Developing Concentration and Focus in Poker


Poker is a game that tests and challenges all kinds of skills. It is a mental game that requires a high level of concentration to focus on the cards and on your opponents (if you are playing in person). It’s a social game that forces players to engage with other people. It is also a mathematical game that develops a solid understanding of odds. Poker is a demanding game and it can leave players exhausted after a long session or tournament. This exhaustion can affect their decision making and they need to get a good night’s sleep to recover.

Poker teaches players discipline and patience. It is important for players to set a bankroll, both for each session and over the long term, and stick to it. This will help them make tough, but rational decisions in each hand. It is also important to avoid letting your ego influence your play. For example, if you are dealt a pair of kings and a few unmatched side cards, it may be tempting to call a lot of bets, but this is likely to put your bankroll at risk.

As a rule, you should only call when you have a very strong hand. Otherwise, you will end up losing money. You should also be patient and wait for a good hand before raising. This will allow you to win more hands and increase your chances of winning the pot.

Developing a strong poker strategy is an ongoing process. Players can learn a great deal from studying books and blogs, but they should also spend time analyzing their own results and thinking about how to improve their play. Some players even discuss their strategies with others to gain a more objective look at their strengths and weaknesses.

One of the main reasons that poker is such a popular game is because it helps develop concentration and focus. The ability to concentrate and remain calm while facing challenging circumstances is a crucial skill for both poker and life. This is because it allows you to recognise tells and subtle changes in your opponents’ behaviour.
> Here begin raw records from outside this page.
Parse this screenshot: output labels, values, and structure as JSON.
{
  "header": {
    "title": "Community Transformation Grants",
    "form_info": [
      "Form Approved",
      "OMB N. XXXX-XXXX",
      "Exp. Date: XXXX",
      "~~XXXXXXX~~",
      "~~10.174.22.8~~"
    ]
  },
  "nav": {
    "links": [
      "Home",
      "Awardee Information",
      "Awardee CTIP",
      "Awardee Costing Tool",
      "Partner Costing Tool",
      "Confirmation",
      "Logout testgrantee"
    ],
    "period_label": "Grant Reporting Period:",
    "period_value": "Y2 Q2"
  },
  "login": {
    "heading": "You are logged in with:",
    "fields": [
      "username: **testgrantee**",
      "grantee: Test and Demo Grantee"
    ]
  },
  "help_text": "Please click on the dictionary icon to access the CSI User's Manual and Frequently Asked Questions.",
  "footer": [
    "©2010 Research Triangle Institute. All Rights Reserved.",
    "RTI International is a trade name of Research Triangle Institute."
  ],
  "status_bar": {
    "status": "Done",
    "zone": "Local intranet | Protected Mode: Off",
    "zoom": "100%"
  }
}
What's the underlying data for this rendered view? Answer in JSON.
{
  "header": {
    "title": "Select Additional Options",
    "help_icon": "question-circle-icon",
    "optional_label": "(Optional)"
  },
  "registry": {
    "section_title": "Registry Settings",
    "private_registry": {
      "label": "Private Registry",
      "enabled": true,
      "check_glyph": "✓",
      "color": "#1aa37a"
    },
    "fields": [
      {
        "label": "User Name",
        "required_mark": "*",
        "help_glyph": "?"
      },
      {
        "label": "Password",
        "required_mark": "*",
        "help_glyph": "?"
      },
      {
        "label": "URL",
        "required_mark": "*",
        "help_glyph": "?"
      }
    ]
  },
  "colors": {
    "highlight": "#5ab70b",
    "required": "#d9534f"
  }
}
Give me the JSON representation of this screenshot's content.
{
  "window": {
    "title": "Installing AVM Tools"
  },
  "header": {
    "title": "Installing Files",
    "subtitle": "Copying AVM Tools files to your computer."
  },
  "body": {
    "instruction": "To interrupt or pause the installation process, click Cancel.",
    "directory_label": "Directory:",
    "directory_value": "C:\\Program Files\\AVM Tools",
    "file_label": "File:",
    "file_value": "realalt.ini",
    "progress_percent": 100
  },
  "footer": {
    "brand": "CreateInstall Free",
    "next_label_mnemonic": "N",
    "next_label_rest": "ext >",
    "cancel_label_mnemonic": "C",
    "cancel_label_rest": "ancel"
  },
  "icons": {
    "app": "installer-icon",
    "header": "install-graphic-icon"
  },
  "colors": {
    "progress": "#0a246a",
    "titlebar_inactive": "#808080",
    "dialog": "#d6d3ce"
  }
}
The math involved in poker is not as complex as it might seem. It is very easy to pick up and once you’ve done a few hundred hands, your understanding of frequencies and EV estimation will become ingrained in your brain. This will help you to spot potential mistakes in other players’ betting patterns. It will also give you a sense of how to control the price of a pot when you have a strong value hand. Being the last player to act will give you more control over the size of the pot. If you are holding a weaker hand, you can still exercise pot control by simply calling. This will prevent you from over inflating the pot and giving your opponent a big advantage.